Available records:
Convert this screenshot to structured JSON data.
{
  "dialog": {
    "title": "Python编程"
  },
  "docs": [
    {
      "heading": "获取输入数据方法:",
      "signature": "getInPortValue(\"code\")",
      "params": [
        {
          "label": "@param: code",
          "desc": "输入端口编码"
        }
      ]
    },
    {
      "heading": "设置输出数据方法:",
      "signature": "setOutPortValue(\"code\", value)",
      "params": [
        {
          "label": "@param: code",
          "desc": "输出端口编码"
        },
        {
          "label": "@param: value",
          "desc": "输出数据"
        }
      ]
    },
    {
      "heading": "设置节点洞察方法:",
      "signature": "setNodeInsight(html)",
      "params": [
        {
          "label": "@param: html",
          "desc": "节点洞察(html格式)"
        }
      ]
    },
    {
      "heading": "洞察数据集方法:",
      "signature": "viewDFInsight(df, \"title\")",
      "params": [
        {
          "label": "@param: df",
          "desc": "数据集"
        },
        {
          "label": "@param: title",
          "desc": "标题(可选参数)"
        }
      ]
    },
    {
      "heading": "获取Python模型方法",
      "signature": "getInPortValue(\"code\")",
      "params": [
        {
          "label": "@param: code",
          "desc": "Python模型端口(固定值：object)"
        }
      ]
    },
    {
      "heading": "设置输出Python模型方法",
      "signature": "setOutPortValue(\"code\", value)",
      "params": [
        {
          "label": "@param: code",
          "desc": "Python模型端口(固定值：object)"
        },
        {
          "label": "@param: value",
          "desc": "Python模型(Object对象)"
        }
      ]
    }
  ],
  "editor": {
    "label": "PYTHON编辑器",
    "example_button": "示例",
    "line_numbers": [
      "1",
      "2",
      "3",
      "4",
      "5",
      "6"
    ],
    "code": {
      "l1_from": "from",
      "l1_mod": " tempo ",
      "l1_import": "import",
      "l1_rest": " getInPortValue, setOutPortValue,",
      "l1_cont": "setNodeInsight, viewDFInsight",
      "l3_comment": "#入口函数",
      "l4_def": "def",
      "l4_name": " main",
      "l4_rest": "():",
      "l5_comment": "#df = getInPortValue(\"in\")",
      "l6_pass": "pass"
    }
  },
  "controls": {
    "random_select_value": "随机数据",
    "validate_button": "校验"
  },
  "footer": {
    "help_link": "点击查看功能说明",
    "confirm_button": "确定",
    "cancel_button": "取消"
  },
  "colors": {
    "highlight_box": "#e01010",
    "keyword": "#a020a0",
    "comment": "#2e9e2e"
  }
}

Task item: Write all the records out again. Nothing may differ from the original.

Exercise result:
Convert this screenshot to structured JSON data.
{
  "dialog": {
    "title": "Python编程"
  },
  "docs": [
    {
      "heading": "获取输入数据方法:",
      "signature": "getInPortValue(\"code\")",
      "params": [
        {
          "label": "@param: code",
          "desc": "输入端口编码"
        }
      ]
    },
    {
      "heading": "设置输出数据方法:",
      "signature": "setOutPortValue(\"code\", value)",
      "params": [
        {
          "label": "@param: code",
          "desc": "输出端口编码"
        },
        {
          "label": "@param: value",
          "desc": "输出数据"
        }
      ]
    },
    {
      "heading": "设置节点洞察方法:",
      "signature": "setNodeInsight(html)",
      "params": [
        {
          "label": "@param: html",
          "desc": "节点洞察(html格式)"
        }
      ]
    },
    {
      "heading": "洞察数据集方法:",
      "signature": "viewDFInsight(df, \"title\")",
      "params": [
        {
          "label": "@param: df",
          "desc": "数据集"
        },
        {
          "label": "@param: title",
          "desc": "标题(可选参数)"
        }
      ]
    },
    {
      "heading": "获取Python模型方法",
      "signature": "getInPortValue(\"code\")",
      "params": [
        {
          "label": "@param: code",
          "desc": "Python模型端口(固定值：object)"
        }
      ]
    },
    {
      "heading": "设置输出Python模型方法",
      "signature": "setOutPortValue(\"code\", value)",
      "params": [
        {
          "label": "@param: code",
          "desc": "Python模型端口(固定值：object)"
        },
        {
          "label": "@param: value",
          "desc": "Python模型(Object对象)"
        }
      ]
    }
  ],
  "editor": {
    "label": "PYTHON编辑器",
    "example_button": "示例",
    "line_numbers": [
      "1",
      "2",
      "3",
      "4",
      "5",
      "6"
    ],
    "code": {
      "l1_from": "from",
      "l1_mod": " tempo ",
      "l1_import": "import",
      "l1_rest": " getInPortValue, setOutPortValue,",
      "l1_cont": "setNodeInsight, viewDFInsight",
      "l3_comment": "#入口函数",
      "l4_def": "def",
      "l4_name": " main",
      "l4_rest": "():",
      "l5_comment": "#df = getInPortValue(\"in\")",
      "l6_pass": "pass"
    }
  },
  "controls": {
    "random_select_value": "随机数据",
    "validate_button": "校验"
  },
  "footer": {
    "help_link": "点击查看功能说明",
    "confirm_button": "确定",
    "cancel_button": "取消"
  },
  "colors": {
    "highlight_box": "#e01010",
    "keyword": "#a020a0",
    "comment": "#2e9e2e"
  }
}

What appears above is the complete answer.